Canada's Royal Botanical Gardens sit near the western end of Lake Ontario, just a short drive from the U.S. border. When the weather is warm, visitors come to see acres of gardens with roses, lilacs and other collections in bloom.
In the winter, it’s much quieter. But scientists stay busy, protecting wetlands from destructive carp. And they're using an unusual weapon: Christmas trees.
Ecologist Andrea Court walks across Grindstone Creek, which is frozen solid. In each hand is a discarded Christmas tree stripped of all of its festive ornaments.
Holding the base of the trunks, she drags the trees behind her, leaving a pathway of twigs, pine needles and pieces of brown bark. Her face is red from exposure to temperatures that hover near the freezing mark.
“This job is very weather-dependent, so you go when you can,” she says.
Waiting for her at the center of the ice is Kyle Mataya, a wetland restoration assistant. He’s standing along a berm of trees that stretches across the creek. It’s nearly three feet high and extends about 300 yards.
He grabs the trees from Court and starts to layer them on top of old decaying ones.
“I try to toss them on top,” he says. “I just basically build up the spots that got low from over the years and start from the bottom up, kind of like when you’re shingling a roof. You make sure there’s no holes and kind of plug all the gaps.”
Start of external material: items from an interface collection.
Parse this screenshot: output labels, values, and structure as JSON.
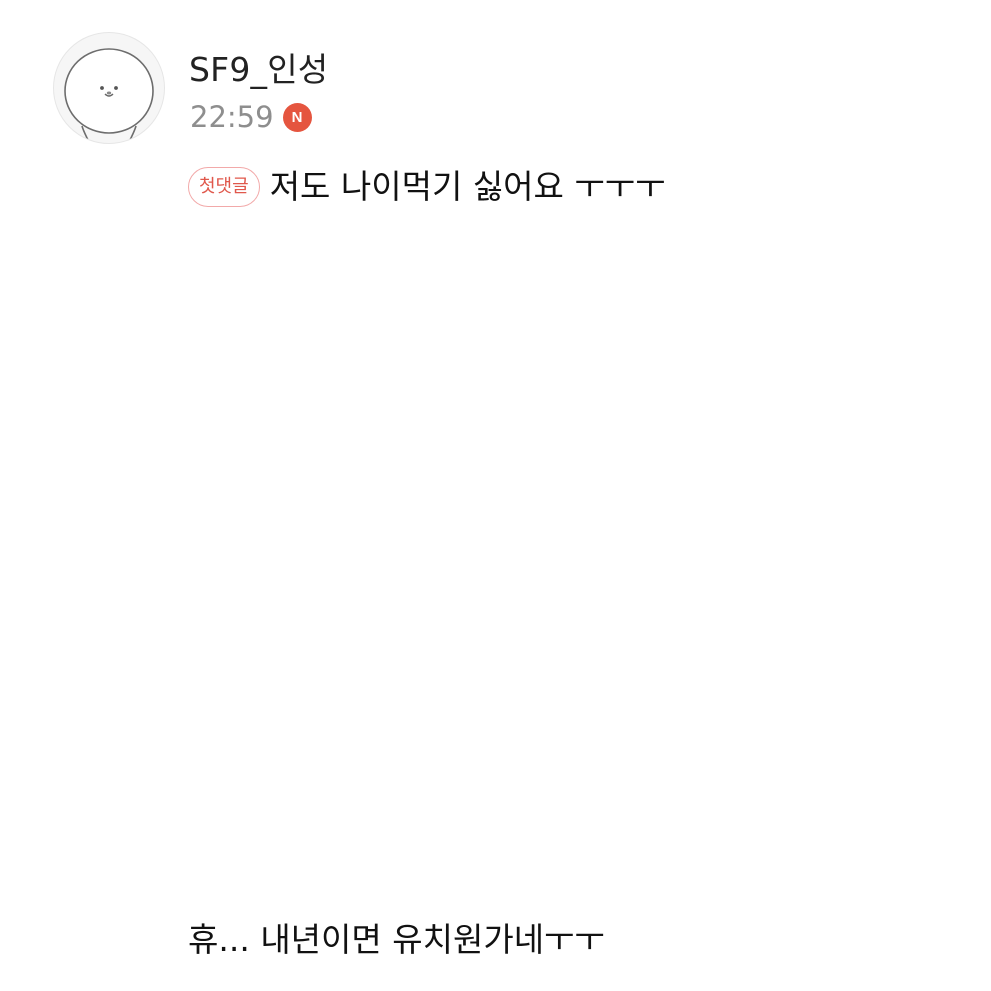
{
  "comment": {
    "author": "SF9_인성",
    "time": "22:59",
    "new_badge": "N",
    "first_comment_badge": "첫댓글",
    "text": "저도 나이먹기 싫어요 ㅜㅜㅜ",
    "avatar_icon": "cartoon-face-avatar-icon"
  },
  "bottom": {
    "text": "휴... 내년이면 유치원가네ㅜㅜ"
  },
  "colors": {
    "new_badge_bg": "#e5553f",
    "first_badge_text": "#e0584c",
    "first_badge_border": "#f2a9a9",
    "timestamp": "#8e8e8e"
  }
}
The Christmas tree berm was created around 1999 to keep Common Carp out of the marsh. Every year, the team puts out a call for more trees. This year, the goal was to collect just over 3,000 trees; so far, they’ve got about 1,400.
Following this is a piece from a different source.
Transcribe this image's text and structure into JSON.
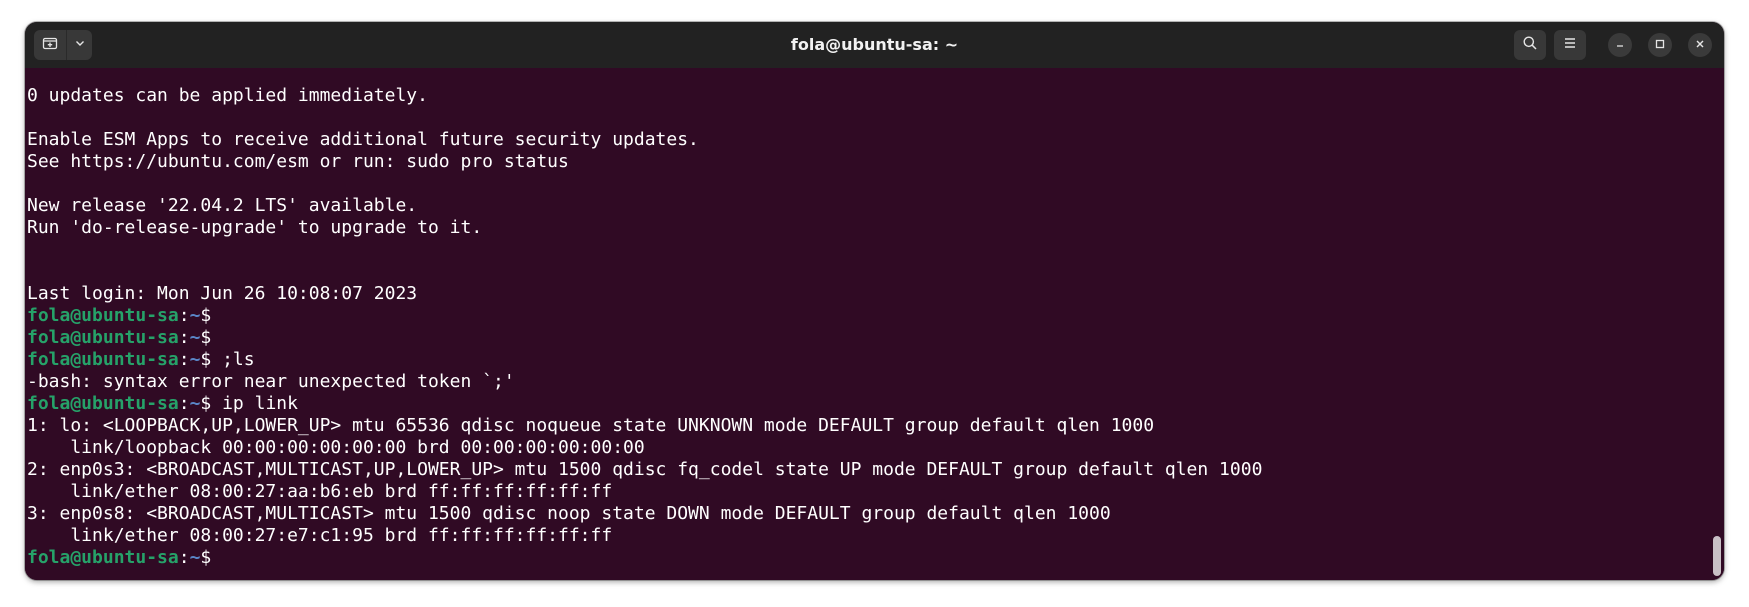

“You don’t want to use any man-made or unnatural materials, as the trees will just break down and compost and build on themselves overtime,” he says.
Using recycled trees, isn’t uncommon. Trees have been repurposed in New York for erosion control. And in Wisconsin, they were used to create a home-like setting for animals at a wildlife center.
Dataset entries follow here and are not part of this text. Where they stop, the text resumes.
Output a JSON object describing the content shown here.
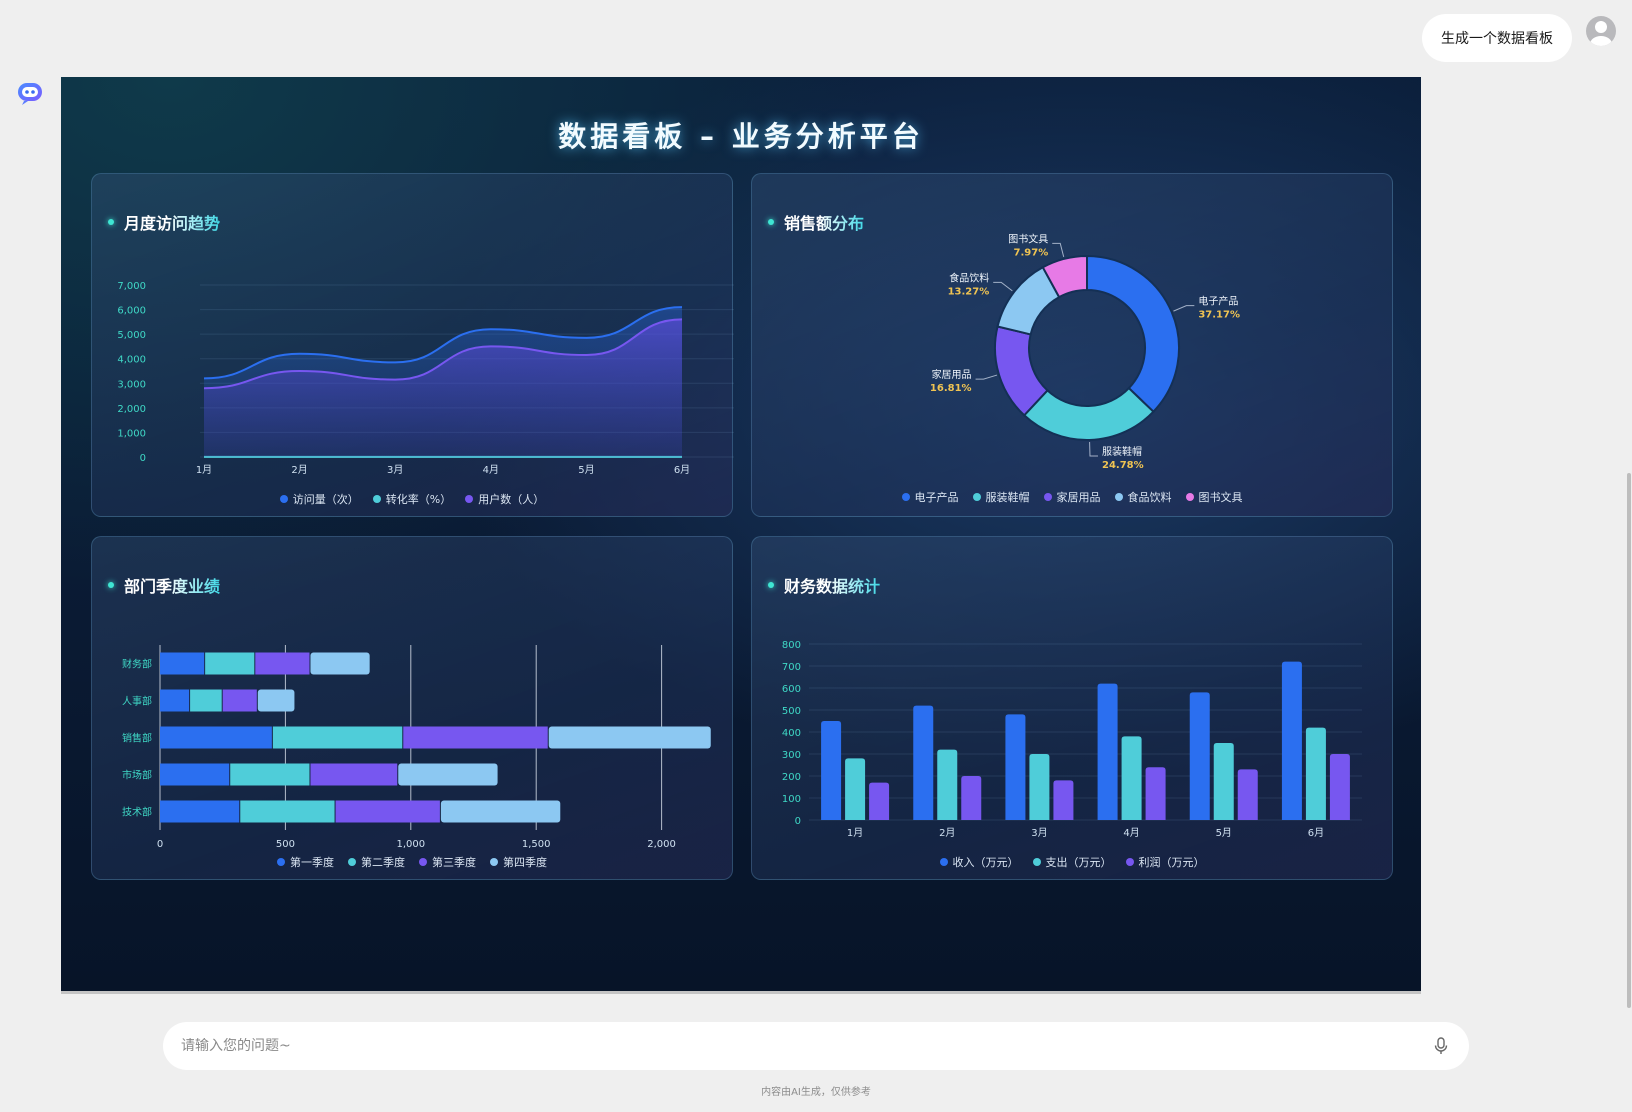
{
  "chat": {
    "user_message": "生成一个数据看板",
    "input_placeholder": "请输入您的问题~",
    "footer_note": "内容由AI生成，仅供参考"
  },
  "dashboard": {
    "title": "数据看板 – 业务分析平台",
    "panels": [
      {
        "title": "月度访问趋势"
      },
      {
        "title": "销售额分布"
      },
      {
        "title": "部门季度业绩"
      },
      {
        "title": "财务数据统计"
      }
    ]
  },
  "colors": {
    "blue": "#2b6ff0",
    "teal": "#4fcdd9",
    "purple": "#7757f0",
    "lightblue": "#8cc8f2",
    "pink": "#e77ae6",
    "axis_text": "#3fd8c6",
    "label_gold": "#f0c452"
  },
  "chart_data": [
    {
      "type": "area",
      "x": [
        "1月",
        "2月",
        "3月",
        "4月",
        "5月",
        "6月"
      ],
      "ylim": [
        0,
        7000
      ],
      "yticks": [
        "0",
        "1,000",
        "2,000",
        "3,000",
        "4,000",
        "5,000",
        "6,000",
        "7,000"
      ],
      "series": [
        {
          "name": "访问量（次）",
          "values": [
            3200,
            4200,
            3850,
            5200,
            4850,
            6100
          ]
        },
        {
          "name": "转化率（%）",
          "values": [
            3.2,
            3.5,
            3.4,
            3.8,
            3.6,
            4.0
          ]
        },
        {
          "name": "用户数（人）",
          "values": [
            2800,
            3500,
            3150,
            4500,
            4150,
            5600
          ]
        }
      ],
      "grid": true,
      "legend": "bottom"
    },
    {
      "type": "pie",
      "donut": true,
      "slices": [
        {
          "name": "电子产品",
          "value": 37.17,
          "label": "37.17%"
        },
        {
          "name": "服装鞋帽",
          "value": 24.78,
          "label": "24.78%"
        },
        {
          "name": "家居用品",
          "value": 16.81,
          "label": "16.81%"
        },
        {
          "name": "食品饮料",
          "value": 13.27,
          "label": "13.27%"
        },
        {
          "name": "图书文具",
          "value": 7.97,
          "label": "7.97%"
        }
      ],
      "legend": "bottom"
    },
    {
      "type": "bar",
      "orientation": "horizontal",
      "stacked": true,
      "categories": [
        "技术部",
        "市场部",
        "销售部",
        "人事部",
        "财务部"
      ],
      "xlim": [
        0,
        2500
      ],
      "xticks": [
        "0",
        "500",
        "1,000",
        "1,500",
        "2,000",
        "2,"
      ],
      "series": [
        {
          "name": "第一季度",
          "values": [
            320,
            280,
            450,
            120,
            180
          ]
        },
        {
          "name": "第二季度",
          "values": [
            380,
            320,
            520,
            130,
            200
          ]
        },
        {
          "name": "第三季度",
          "values": [
            420,
            350,
            580,
            140,
            220
          ]
        },
        {
          "name": "第四季度",
          "values": [
            480,
            400,
            650,
            150,
            240
          ]
        }
      ],
      "grid": true,
      "legend": "bottom"
    },
    {
      "type": "bar",
      "categories": [
        "1月",
        "2月",
        "3月",
        "4月",
        "5月",
        "6月"
      ],
      "ylim": [
        0,
        800
      ],
      "yticks": [
        "0",
        "100",
        "200",
        "300",
        "400",
        "500",
        "600",
        "700",
        "800"
      ],
      "series": [
        {
          "name": "收入（万元）",
          "values": [
            450,
            520,
            480,
            620,
            580,
            720
          ]
        },
        {
          "name": "支出（万元）",
          "values": [
            280,
            320,
            300,
            380,
            350,
            420
          ]
        },
        {
          "name": "利润（万元）",
          "values": [
            170,
            200,
            180,
            240,
            230,
            300
          ]
        }
      ],
      "grid": true,
      "legend": "bottom"
    }
  ]
}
Ecologist Jen Bowman leads the Christmas tree berm project. She says before the berm was built, carp did a lot of damage.
“They feed by going through the marsh," she says. "They suck up the bottom sediment that’s very soft, and they eat organisms that live in the mud. So, they’re digging up around the roots of the vegetation, they end up killing the vegetation.”
The Common Carp was introduced to the Great Lakes in the 1800s. It’s a type of Asian Carp. But, it hasn’t received as much attention as other varieties like the silver carp, known for leaping out of the water.
“So they’ve been here for a long time, people consider them naturalized, but they’re really wetland destroyers,” Bowman says.
So, does the wall of trees really keep the carp out? Court says yes, but it’s not foolproof.
“They’re by no means a permanent wall," she says. "We have other animals that tunnel through them like beavers and muskrats, so those create tunnels through the berm that fish can get through.”